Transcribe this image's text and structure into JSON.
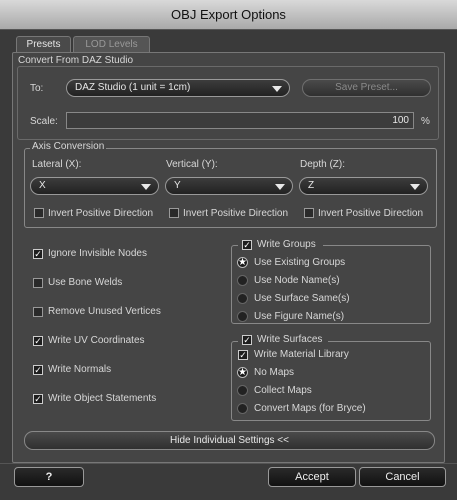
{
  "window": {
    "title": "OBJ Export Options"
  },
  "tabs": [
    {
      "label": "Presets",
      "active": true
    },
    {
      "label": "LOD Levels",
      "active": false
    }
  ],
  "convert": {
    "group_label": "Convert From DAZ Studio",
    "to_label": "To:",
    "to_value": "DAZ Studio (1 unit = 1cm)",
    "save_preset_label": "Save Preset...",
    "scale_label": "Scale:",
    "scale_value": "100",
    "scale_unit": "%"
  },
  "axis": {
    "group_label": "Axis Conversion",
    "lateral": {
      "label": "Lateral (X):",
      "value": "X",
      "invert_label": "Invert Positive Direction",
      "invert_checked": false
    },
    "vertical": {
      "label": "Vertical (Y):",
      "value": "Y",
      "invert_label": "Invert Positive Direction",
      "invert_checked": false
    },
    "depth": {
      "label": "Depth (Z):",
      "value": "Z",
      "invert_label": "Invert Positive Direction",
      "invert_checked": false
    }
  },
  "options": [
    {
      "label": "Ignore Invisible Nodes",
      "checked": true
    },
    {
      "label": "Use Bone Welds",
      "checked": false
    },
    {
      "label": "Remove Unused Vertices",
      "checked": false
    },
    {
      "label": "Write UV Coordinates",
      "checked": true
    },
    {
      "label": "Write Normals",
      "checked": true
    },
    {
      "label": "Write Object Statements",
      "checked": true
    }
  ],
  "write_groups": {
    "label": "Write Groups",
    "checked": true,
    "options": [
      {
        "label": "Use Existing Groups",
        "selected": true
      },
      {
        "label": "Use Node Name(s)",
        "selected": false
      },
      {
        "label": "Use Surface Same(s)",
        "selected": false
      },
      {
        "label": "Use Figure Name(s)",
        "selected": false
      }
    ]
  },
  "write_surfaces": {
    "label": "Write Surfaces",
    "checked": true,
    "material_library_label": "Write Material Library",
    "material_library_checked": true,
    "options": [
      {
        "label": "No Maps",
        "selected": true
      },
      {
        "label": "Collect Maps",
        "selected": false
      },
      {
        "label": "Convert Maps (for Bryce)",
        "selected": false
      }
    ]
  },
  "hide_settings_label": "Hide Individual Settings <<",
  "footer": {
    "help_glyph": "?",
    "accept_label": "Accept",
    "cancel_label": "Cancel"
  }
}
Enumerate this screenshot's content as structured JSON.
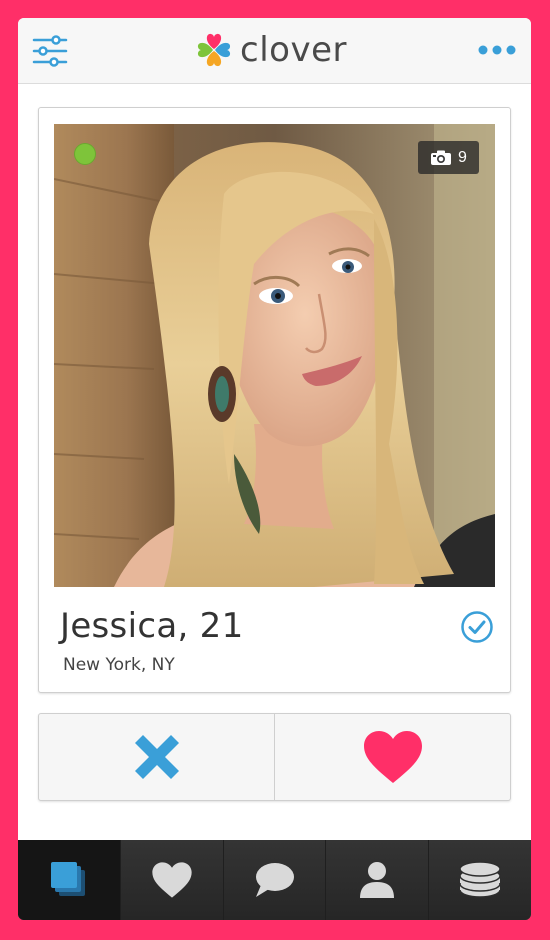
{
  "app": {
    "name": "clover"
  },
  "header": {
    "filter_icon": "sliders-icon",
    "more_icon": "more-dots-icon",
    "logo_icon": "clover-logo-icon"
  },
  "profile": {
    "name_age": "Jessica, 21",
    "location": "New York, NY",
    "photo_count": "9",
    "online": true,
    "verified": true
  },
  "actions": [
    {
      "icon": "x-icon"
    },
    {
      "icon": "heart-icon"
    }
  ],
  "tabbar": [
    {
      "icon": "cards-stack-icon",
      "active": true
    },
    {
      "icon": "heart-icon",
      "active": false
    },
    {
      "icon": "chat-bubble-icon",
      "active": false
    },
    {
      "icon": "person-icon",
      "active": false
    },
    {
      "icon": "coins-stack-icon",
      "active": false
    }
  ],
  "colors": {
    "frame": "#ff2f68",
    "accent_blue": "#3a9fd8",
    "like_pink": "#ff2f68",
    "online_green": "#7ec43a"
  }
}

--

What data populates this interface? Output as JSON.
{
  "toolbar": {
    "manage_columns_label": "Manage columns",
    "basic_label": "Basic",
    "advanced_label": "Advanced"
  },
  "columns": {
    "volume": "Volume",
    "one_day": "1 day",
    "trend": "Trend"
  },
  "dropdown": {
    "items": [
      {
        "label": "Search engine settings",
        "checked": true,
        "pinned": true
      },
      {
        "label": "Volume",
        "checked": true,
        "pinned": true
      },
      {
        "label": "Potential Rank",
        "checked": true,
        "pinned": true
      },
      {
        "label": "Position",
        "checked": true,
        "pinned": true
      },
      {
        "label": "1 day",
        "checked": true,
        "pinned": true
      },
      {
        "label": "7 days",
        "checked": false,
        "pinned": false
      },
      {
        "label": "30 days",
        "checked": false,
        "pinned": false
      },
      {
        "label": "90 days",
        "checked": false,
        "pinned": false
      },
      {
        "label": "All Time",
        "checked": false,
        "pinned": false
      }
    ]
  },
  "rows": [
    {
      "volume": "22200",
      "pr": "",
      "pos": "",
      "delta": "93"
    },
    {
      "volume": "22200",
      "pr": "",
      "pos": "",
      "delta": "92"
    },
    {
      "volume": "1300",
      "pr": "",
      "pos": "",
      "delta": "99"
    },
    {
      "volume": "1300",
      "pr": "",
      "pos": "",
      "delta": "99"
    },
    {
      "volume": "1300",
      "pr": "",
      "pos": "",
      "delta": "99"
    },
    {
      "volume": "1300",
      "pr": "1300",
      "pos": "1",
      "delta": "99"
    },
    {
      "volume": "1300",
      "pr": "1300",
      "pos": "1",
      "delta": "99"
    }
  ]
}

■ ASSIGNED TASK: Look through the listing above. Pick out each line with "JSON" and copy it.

■ RESPONSE FOR THIS EXERCISE:
Transcribe this image's text and structure into JSON.
Enumerate this screenshot's content as structured JSON.
What data populates this interface? Output as JSON.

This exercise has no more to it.